On 17 October 1919, L’Enfant Jésus parmi les docteurs (Infant Jesus among the Doctors) was acquired by the Unterlinden Museum in Colmar. It was Rouault’s first canvas to be bought by the State. After the war, Rouault continued to show his work and gained recognition despite receiving continued violent criticism.

The first monograph dedicated to the artist by Michel Puy was published in 1921 by the NRF (Nouvelle Revue Française). Rouault was named Officer of the Legion of Honour in 1925.

In 1929, Rouault designed the sets and costumes for The Prodigal Son directed by Serge Diaghilev for The Ballets Russes ballet company.

Rouault and writing

Rouault published Souvenirs Intimes in 1926 in which he shared portraits of his teachers and friends Gustave Moreau, Léon Bloy, Joris-Karl Huysmans, Charles Baudelaire, Honoré Daumier, Paul Cézanne, Auguste Renoir and Edgar Degas.

The artist loved to write, eagerly responded to questions from critics and debated in the specialised press. He maintained extensive correspondence with André Suarès. Rouault was also fond of poetry.
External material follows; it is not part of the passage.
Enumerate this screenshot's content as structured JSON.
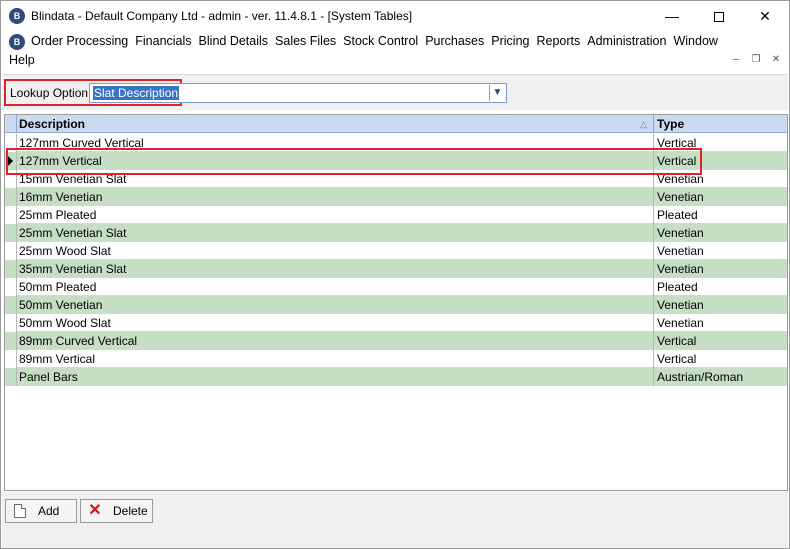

Editions Porteret published Paysages légendaires (Mythical Landscapes) in 1929, with poems by Rouault illustrated with lithographs and drawings.

Paysages légendaires: Le Beau Dimanche, 1929
Paysages légendaires: Le Beau Dimanche, 1929